## [TASK DETAILS]
Hunt for the word "content" across the entries below, copying each line that holds it.

[Data about app and page elements]
■ ■ ■ ■ ■ ■ ■

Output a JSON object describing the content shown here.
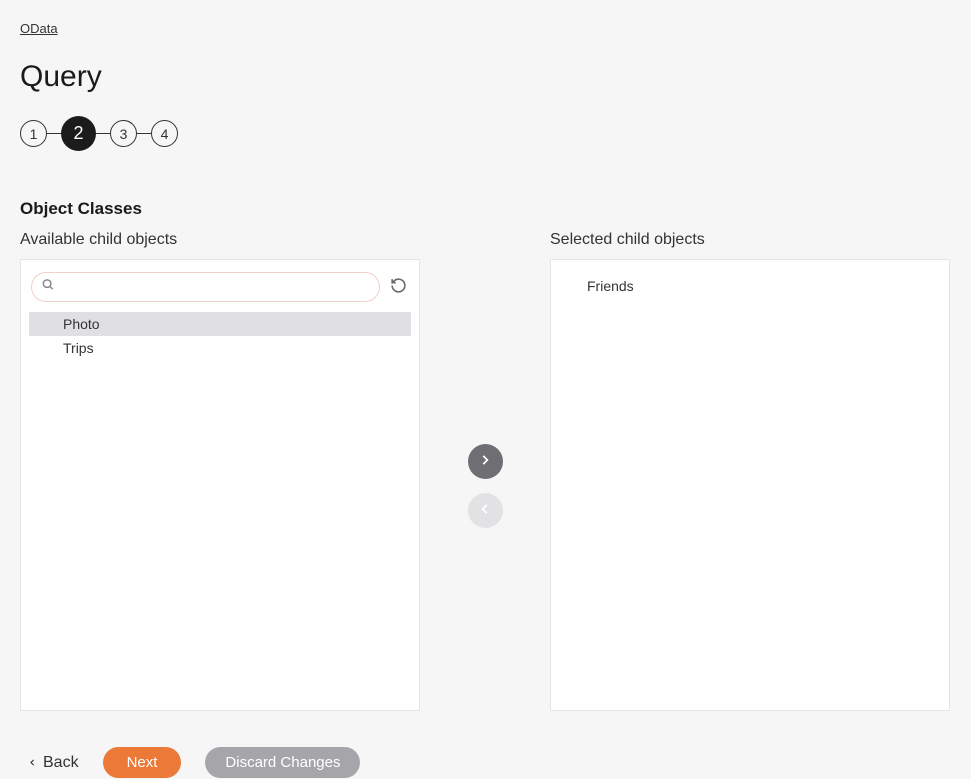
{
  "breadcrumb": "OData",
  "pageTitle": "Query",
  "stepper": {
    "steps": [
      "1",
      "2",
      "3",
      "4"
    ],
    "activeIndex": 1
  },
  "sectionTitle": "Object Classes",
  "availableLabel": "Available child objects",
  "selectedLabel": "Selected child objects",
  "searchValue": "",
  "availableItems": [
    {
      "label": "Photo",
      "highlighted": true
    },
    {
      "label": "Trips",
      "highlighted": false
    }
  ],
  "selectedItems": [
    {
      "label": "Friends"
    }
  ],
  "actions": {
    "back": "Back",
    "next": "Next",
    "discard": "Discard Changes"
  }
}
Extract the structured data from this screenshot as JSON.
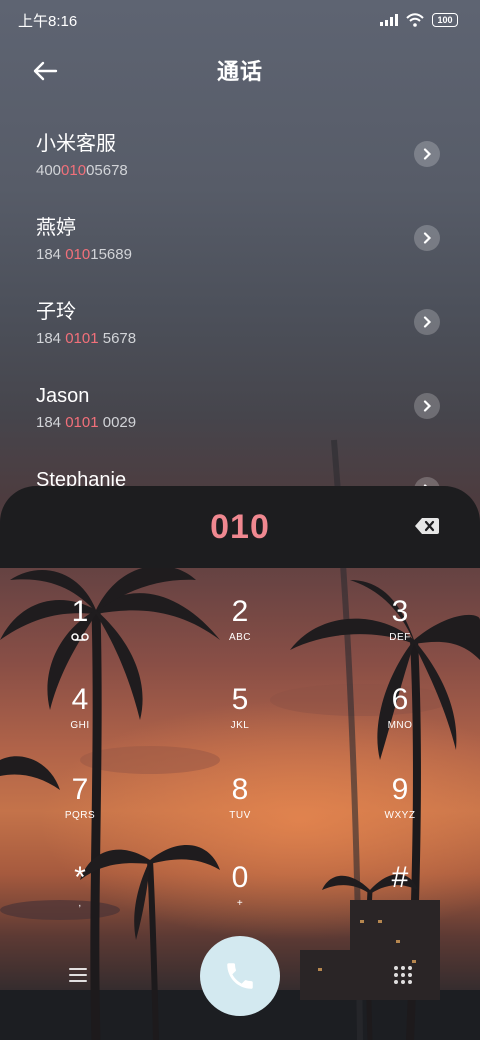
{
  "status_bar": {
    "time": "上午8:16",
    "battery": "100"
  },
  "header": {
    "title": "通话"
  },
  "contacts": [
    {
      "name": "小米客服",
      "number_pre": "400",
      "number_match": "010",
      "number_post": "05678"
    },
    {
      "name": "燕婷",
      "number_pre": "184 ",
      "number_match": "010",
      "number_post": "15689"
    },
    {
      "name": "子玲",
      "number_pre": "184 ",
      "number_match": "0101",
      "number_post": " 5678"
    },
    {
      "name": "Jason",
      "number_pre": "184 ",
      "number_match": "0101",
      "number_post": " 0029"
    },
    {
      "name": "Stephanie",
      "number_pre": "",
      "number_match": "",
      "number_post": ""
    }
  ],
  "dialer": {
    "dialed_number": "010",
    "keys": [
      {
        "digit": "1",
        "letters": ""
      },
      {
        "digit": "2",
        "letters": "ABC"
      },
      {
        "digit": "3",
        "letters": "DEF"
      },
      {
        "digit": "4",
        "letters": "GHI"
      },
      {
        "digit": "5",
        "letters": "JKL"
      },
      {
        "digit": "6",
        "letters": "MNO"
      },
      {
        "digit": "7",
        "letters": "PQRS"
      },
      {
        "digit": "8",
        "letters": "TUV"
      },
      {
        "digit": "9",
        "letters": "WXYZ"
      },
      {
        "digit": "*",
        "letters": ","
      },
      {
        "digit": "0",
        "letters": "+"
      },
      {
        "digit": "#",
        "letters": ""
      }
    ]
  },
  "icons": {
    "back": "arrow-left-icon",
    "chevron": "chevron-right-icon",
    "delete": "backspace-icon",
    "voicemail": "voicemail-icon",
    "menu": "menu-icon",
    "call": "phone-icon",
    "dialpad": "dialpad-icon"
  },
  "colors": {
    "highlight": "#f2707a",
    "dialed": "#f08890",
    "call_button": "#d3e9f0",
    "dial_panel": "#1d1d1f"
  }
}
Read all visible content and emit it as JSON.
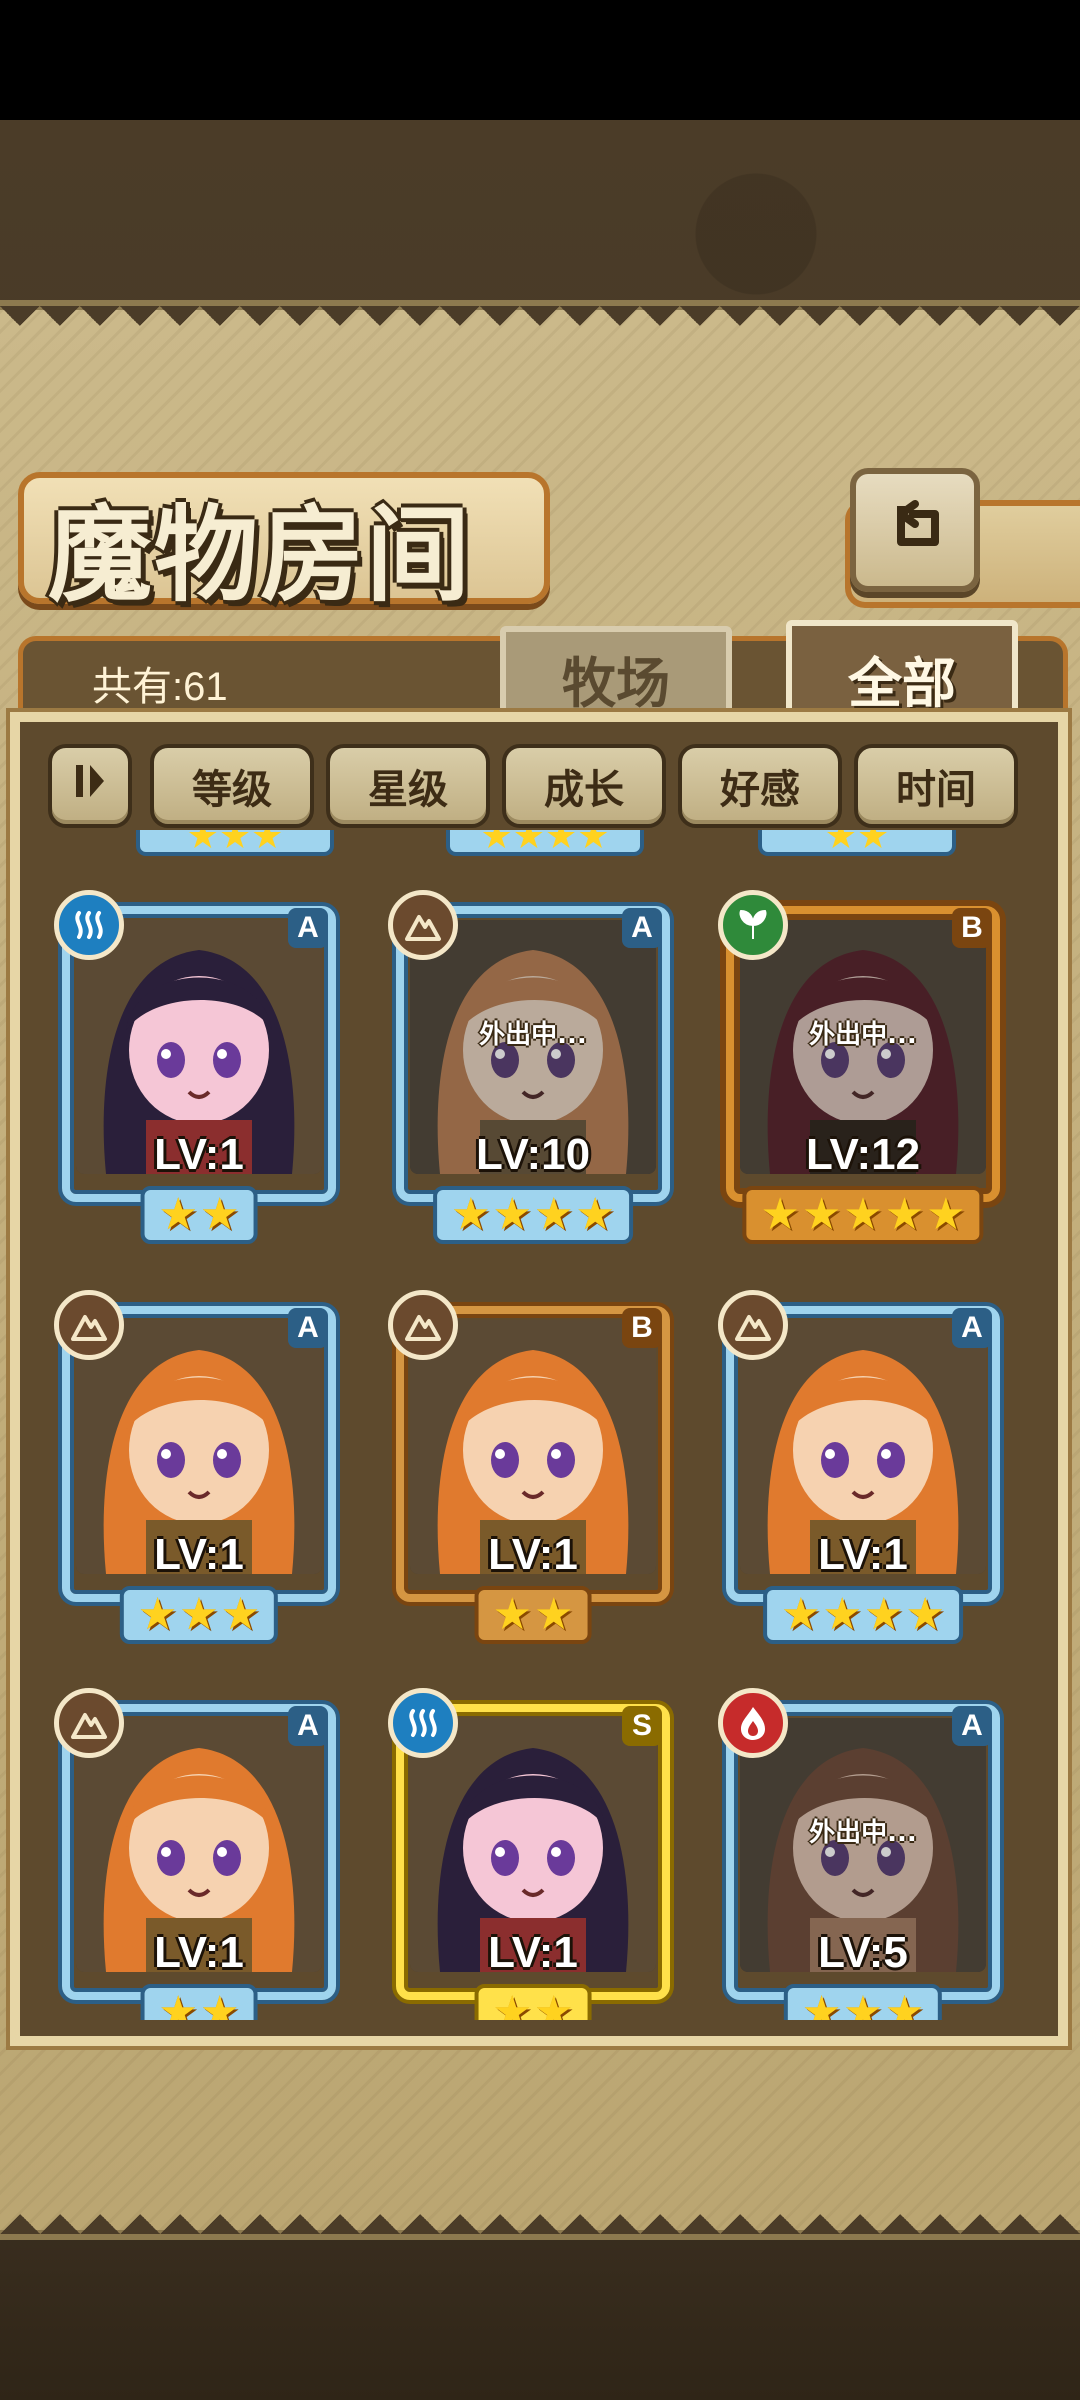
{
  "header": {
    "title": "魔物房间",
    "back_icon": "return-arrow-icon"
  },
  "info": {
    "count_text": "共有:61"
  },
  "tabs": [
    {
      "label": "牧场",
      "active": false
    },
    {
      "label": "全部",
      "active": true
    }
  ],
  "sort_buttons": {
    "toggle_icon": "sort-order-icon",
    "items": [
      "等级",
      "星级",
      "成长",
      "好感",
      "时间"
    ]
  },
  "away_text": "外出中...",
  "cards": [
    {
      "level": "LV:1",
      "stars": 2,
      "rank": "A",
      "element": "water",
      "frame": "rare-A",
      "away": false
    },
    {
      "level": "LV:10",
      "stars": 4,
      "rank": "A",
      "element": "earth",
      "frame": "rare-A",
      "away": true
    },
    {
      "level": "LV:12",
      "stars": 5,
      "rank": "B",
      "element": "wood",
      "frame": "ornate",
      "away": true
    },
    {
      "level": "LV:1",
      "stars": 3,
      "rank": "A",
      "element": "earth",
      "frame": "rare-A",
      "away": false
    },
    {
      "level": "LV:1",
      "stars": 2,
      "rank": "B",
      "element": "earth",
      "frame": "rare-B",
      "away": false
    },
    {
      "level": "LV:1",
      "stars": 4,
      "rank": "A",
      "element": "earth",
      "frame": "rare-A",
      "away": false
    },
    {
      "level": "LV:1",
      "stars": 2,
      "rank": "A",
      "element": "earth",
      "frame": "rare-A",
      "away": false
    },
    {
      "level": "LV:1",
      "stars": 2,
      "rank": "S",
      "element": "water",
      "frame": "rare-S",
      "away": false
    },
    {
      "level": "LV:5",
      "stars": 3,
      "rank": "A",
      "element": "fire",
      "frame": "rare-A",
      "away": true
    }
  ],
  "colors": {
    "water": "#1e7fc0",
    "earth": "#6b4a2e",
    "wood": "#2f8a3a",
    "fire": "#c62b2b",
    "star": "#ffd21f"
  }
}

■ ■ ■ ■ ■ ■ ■

## [REPLY TO THE TASK]
Output a JSON object describing the content shown here.
Read all visible content and emit it as JSON.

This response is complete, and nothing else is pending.